This information is provided on behalf of UL, the Door and Access Systems Manufacturer’s Association (DASMA), the International Door Association (IDA), and the following garage door opener manufacturers: Chamberlain®, Guardian Access and Door Hardware, The Genie Company, LiftMaster®, The Overhead Door Corporation, Raynor and Sommer.
Recently the industry has become aware of some local news reports and social media posts relating to home owners being advised to use a zip tie to secure the manual (emergency) release latch present on automatic garage door openers.
The manual release feature, often referred to as the emergency release, is REQUIRED to be operable in all residential garage door operators certified to UL 325, the American National Standard for Garage Door Operators. The manual release is also required by the Consumer Product Safety Commission (CPSC) per the Code of Federal regulations (16 CFR Part 1211) and as such is required by Federal Law for all residential garage door operators sold in the U.S.
This manual release is the method to release the door in the event of an entrapment situation. If somebody or something is caught under a door that is moving downward, and for some reason the door does not reverse properly, the emergency release can be used to disconnect the door from the operator, thus removing the operator from putting downward pressure on the door. This release mechanism is tested and required to be able to be released with 50 lbs. of force or less. Interfering with this by placing a zip tie to “lock” this mechanism, basically removes this safety feature from the door operator system, putting homeowners and others at risk that this safety function may not work when needed.

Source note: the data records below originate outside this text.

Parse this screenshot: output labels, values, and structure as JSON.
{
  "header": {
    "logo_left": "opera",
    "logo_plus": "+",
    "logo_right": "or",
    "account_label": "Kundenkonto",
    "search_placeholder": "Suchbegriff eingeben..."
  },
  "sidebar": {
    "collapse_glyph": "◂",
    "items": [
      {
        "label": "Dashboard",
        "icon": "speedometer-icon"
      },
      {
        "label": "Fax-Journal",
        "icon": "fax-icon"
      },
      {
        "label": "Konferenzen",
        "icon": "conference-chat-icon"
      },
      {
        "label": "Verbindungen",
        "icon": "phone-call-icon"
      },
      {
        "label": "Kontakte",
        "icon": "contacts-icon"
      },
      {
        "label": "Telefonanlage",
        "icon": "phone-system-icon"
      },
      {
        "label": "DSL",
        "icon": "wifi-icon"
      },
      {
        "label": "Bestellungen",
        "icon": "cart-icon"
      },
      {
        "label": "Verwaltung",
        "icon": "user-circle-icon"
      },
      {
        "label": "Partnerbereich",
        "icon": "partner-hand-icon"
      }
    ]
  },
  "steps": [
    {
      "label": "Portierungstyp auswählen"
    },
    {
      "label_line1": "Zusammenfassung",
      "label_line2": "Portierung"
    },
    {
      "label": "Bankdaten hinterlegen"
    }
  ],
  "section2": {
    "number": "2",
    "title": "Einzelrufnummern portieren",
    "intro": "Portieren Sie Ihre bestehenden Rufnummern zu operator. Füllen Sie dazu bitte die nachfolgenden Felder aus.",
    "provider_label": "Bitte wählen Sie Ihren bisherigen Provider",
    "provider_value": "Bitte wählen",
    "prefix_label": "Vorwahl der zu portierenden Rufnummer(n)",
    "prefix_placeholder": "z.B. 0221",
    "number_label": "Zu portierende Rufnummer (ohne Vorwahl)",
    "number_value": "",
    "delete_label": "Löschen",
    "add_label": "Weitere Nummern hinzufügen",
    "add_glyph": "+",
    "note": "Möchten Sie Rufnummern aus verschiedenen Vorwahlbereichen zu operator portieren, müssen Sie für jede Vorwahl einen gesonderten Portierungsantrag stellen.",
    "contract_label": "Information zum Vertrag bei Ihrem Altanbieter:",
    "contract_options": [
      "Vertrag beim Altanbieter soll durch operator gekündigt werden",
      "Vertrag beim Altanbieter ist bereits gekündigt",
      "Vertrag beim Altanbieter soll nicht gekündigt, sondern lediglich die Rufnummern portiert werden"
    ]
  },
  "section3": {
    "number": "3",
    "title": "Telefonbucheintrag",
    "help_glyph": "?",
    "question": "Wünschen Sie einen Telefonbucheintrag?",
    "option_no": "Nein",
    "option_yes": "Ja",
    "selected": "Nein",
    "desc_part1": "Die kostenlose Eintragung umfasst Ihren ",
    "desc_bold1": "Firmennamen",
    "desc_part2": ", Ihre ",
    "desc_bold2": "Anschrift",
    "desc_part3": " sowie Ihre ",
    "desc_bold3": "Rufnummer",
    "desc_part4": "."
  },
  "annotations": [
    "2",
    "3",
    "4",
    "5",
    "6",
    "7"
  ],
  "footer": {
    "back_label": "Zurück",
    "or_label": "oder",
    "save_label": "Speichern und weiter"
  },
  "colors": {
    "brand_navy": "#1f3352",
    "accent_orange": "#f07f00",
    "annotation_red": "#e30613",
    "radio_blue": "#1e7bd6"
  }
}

The manual release can also be used during power outages or other times when the operator may stop working. With the release, the door can be disconnected from the operator, providing access in and out of the garage by manually opening and closing the door.
Some of the reports recommend the addition of the zip tie to avoid garage break-ins where the manual release is reported as a manner to gain entry. Those reports leave out the important safety function that may be disabled by doing so. Increasing awareness of residential break-ins benefits the public, as does providing information so they can take appropriate actions to improve their home safety and security. At the same time, it is important that such safety advice does not inadvertently compromise or jeopardize their safety in other ways.
While the safety of the garage door operator is critically important, the physical and electronic security around the home is also an important consideration. The best security plans involve multiple layers of protection (high quality locks, adequate doors, intrusion alarm systems, etc.) based on individual protection needs. The following tips are provided for homeowners and the public to enhance the security of their home while helping to ensure the safe operation of their garage door system in the process.
Home Security and Garage Door Safety Tips